December 16, 2015
New MOOC Available for Educators – Teaching and Course Design Address Students with Disabilities
More than 2 million New York state residents have a disability.
These people lag behind state residents without a disability by nearly 20 percent when it comes to completing a bachelor’s degree (Center for Independence of the Disabled, 2011).
“Accessibility: Designing and Teaching Courses for All Learners” is a free, six-week professional development course that will help participants gain a better understanding of accessibility as a civil rights issue and develop the knowledge and skills needed to design learning experiences that promote inclusive learning environments for all students, including those with disabilities.
Formatted as a free Massive Open Online Course, and known as “access MOOC,” the course will be presented in a live session beginning on Monday, Feb. 22, 2016, and subsequently will be available in an “on demand” format.
Participants will learn how to:
- recognize and address challenges faced by students with disabilities related to access, success, and completion
- articulate faculty and staff roles in reducing barriers for students with disabilities
- apply the principles of Universal Design for Learning (UDL) in designing accessible learning experiences
- analyze the benefits of Backward Design when developing learning experiences
- use government-wide Section 508 Accessibility Program standards and Web Content Accessibility 2.0 guidelines to create accessible courses
- determine which tools and techniques are appropriate based on course content.
Registration for access MOOC is available here.
This course was developed and will be taught by a collaborative team, which includes instructional designers, disability services professionals, technologists and faculty members from SUNY Empire State College and Buffalo State College, and was funded by a SUNY Innovative Instruction Technology Grant.
“The demand for online learning has increased exponentially during the last 10 years,” said Kathleen Stone, director for curriculum and instructional design for SUNY Empire and the principal investigator for the grant. “Access MOOC is aligned with Chancellor Zimpher's charge to leverage the flexibility of online learning to increase graduation rates for all student populations, including nontraditional and disabled students.”
Although MOOCs by their nature are provided entirely online, the course content address teaching and learning online, face to face and through a blend of both.
Stone added, “Online learning has the potential to reach learners whose access to higher education might otherwise be encumbered by time, place and space.
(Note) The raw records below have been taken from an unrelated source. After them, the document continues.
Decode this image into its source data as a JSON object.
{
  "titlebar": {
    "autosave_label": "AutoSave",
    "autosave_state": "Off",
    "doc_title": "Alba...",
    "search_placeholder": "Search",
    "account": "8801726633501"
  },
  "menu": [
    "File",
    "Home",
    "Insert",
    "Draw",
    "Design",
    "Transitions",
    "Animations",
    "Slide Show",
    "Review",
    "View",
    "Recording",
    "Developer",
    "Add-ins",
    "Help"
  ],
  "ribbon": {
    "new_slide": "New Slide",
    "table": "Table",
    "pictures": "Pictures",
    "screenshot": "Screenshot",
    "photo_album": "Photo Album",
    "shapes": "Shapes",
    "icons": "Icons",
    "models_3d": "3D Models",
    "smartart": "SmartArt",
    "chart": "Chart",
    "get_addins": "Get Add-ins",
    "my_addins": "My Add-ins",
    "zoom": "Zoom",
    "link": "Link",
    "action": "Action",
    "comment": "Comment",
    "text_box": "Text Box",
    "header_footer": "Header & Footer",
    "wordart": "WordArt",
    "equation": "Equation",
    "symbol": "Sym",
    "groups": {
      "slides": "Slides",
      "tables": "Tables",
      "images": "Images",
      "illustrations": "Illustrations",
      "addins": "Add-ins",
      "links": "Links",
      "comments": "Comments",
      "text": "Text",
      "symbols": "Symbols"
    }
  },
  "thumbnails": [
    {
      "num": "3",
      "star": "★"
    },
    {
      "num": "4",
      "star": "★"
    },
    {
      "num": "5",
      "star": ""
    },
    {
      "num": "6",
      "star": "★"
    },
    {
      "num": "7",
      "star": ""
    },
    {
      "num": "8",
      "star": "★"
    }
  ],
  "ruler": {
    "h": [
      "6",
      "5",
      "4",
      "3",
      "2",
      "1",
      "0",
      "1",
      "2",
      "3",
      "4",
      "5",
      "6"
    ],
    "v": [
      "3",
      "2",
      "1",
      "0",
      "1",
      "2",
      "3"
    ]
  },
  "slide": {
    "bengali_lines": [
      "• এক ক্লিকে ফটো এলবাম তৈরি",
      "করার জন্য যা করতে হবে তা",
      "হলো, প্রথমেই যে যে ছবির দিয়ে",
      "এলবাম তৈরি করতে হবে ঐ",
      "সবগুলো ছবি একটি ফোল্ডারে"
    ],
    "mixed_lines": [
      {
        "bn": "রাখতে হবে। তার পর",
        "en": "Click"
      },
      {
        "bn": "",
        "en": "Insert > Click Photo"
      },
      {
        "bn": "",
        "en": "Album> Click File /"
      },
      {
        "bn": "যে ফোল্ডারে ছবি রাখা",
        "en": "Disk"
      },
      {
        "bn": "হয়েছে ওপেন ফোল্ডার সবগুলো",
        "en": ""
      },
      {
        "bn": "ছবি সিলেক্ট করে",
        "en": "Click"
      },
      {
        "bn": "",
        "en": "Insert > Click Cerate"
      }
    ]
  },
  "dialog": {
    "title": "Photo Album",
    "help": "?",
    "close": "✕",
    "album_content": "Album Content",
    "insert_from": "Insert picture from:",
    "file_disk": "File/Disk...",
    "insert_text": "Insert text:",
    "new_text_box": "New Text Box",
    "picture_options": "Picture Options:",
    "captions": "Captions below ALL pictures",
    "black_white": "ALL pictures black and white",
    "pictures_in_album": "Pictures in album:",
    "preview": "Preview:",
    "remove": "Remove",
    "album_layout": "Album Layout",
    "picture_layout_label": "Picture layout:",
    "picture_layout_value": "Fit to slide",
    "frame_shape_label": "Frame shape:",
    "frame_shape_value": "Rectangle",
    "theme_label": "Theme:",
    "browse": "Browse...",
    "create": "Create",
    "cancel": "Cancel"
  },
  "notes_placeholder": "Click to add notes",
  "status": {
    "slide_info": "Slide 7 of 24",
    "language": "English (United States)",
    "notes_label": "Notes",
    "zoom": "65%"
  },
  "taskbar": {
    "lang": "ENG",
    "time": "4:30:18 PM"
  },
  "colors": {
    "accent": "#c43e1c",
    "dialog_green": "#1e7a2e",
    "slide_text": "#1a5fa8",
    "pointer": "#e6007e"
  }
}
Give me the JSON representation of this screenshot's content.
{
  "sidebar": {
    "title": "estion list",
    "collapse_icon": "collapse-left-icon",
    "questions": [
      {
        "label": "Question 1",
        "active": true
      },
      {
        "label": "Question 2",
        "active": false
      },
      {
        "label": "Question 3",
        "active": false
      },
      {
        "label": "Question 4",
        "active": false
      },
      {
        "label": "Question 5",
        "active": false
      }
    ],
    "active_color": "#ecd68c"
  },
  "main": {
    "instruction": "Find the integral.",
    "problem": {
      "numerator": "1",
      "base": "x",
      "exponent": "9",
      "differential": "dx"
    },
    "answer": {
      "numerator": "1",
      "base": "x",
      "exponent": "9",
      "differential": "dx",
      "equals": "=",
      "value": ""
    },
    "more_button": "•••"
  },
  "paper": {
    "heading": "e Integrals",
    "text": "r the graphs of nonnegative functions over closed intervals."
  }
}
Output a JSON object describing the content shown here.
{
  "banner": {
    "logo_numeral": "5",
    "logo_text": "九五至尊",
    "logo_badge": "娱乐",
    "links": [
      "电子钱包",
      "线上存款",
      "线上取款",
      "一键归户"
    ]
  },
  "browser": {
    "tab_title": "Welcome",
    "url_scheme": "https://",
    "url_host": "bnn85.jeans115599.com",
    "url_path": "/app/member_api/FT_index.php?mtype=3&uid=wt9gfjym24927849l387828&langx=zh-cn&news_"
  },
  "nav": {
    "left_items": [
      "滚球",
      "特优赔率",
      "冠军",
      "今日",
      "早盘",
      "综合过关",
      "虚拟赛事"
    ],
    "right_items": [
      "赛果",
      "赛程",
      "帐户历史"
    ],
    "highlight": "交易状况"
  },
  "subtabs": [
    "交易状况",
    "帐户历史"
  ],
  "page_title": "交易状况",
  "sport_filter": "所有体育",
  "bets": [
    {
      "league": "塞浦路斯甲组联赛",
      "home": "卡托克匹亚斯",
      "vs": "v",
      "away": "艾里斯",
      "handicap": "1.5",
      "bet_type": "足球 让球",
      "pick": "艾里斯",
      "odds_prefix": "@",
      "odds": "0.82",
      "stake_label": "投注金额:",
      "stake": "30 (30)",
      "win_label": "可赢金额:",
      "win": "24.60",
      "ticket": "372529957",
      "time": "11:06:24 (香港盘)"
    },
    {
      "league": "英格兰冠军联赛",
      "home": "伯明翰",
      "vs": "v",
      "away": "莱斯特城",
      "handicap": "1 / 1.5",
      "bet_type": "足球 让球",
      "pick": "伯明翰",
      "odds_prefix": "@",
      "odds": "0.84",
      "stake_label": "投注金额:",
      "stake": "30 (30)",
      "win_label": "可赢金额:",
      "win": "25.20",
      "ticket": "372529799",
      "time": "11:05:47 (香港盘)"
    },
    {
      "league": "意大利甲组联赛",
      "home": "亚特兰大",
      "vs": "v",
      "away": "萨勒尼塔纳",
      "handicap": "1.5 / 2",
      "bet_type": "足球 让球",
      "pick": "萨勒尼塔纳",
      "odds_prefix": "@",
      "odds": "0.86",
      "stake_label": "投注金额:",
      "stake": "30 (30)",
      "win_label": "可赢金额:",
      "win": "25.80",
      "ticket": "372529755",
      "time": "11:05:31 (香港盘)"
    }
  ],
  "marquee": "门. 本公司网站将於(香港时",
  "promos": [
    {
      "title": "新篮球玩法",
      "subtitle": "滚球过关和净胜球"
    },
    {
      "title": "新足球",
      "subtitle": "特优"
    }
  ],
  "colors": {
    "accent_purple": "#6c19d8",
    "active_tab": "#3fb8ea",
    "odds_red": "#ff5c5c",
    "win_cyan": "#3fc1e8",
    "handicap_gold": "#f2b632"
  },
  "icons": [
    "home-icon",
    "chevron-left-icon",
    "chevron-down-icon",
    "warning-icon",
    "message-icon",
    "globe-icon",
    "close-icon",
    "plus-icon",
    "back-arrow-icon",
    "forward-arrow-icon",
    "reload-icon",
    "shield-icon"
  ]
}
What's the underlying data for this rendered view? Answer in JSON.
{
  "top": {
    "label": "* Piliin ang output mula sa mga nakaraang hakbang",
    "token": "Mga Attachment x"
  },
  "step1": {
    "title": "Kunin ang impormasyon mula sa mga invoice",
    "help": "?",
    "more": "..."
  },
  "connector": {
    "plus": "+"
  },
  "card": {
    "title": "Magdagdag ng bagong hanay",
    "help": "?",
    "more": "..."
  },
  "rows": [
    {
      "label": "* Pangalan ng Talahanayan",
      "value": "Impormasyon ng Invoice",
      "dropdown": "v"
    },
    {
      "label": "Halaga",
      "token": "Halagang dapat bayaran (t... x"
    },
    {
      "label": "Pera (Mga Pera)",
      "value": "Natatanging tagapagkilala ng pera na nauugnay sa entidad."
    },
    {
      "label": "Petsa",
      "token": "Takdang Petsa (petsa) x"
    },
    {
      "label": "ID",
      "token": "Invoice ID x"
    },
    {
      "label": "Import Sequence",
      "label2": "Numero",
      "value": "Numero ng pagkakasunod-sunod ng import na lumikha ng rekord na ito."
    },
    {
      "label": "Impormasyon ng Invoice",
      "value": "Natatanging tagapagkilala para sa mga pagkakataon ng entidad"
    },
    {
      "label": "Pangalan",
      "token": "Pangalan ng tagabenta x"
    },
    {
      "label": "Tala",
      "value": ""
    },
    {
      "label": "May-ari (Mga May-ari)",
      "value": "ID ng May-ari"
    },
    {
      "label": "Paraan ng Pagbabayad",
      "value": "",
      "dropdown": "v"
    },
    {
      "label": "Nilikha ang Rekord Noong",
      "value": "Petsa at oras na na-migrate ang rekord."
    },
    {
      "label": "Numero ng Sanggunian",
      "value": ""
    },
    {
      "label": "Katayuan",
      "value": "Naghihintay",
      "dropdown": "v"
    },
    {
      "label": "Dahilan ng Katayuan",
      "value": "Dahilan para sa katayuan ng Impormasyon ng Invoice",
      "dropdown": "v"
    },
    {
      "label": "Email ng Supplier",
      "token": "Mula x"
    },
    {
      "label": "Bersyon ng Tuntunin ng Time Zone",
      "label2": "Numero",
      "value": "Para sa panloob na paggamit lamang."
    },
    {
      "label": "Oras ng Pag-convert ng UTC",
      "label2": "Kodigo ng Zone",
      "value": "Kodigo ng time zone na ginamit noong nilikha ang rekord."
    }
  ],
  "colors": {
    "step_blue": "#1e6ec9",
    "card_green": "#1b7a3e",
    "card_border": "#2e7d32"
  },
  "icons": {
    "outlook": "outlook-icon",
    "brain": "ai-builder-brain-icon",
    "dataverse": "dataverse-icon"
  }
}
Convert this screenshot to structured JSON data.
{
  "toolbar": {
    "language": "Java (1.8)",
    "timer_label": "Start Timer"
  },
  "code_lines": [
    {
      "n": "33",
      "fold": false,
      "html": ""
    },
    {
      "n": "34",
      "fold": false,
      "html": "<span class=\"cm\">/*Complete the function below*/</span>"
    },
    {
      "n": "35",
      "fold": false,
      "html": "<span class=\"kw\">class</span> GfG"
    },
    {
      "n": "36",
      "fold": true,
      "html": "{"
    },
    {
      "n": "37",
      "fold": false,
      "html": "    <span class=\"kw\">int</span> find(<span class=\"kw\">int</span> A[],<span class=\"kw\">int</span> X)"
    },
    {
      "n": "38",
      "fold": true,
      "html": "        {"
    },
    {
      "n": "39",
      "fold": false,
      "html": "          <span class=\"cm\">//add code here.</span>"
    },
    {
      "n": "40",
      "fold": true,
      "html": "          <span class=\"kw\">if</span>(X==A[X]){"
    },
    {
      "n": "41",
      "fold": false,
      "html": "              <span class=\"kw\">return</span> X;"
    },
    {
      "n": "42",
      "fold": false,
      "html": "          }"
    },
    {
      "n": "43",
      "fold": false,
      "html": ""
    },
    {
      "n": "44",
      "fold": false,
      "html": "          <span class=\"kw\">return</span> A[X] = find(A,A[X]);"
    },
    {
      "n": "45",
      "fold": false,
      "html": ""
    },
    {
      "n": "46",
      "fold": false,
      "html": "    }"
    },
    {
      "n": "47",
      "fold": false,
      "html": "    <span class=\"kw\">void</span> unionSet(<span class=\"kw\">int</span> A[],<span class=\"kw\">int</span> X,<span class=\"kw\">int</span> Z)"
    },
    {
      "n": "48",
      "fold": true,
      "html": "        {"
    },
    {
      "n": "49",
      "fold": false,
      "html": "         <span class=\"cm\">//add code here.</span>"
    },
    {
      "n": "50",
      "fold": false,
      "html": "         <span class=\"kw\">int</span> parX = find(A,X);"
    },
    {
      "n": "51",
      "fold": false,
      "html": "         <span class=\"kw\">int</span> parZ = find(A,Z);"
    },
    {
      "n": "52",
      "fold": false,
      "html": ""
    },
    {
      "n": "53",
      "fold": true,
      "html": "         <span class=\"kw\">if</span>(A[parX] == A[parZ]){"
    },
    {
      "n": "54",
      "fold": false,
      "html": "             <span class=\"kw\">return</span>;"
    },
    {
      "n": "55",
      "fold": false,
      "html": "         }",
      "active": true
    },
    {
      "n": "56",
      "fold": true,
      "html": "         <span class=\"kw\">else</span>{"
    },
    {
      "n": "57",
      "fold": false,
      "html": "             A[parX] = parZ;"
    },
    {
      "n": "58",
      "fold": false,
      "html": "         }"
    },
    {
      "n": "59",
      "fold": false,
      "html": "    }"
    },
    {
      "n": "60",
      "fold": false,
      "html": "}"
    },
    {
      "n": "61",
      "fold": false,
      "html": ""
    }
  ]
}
When a disability is added to the equation, the same tools and designs that we use to provide access to higher education for so many can act as a barrier, if the creation of the teaching and learning environment is not carefully designed.”
Access MOOC comprises modules, which allows SUNY institutions to use any or all of the contents of the course with their professional development programs for all faculty and staff.
Course content also will be marked with creative commons licensing so that users know the content is Open Education Resource ready.
OERs are free and available for use, modification and reuse, to any individual, organization and institution around the world interested in using the content for education.
Participants also will have the opportunity to earn online digital badges, which recognize their mastery of each competency in a specific module, as well as one for the completing the entire course.
Access MOOC employs social media components and participants are encouraged to engage on the course Facebook page and via Twitter using the hashtag #AccessMOOC.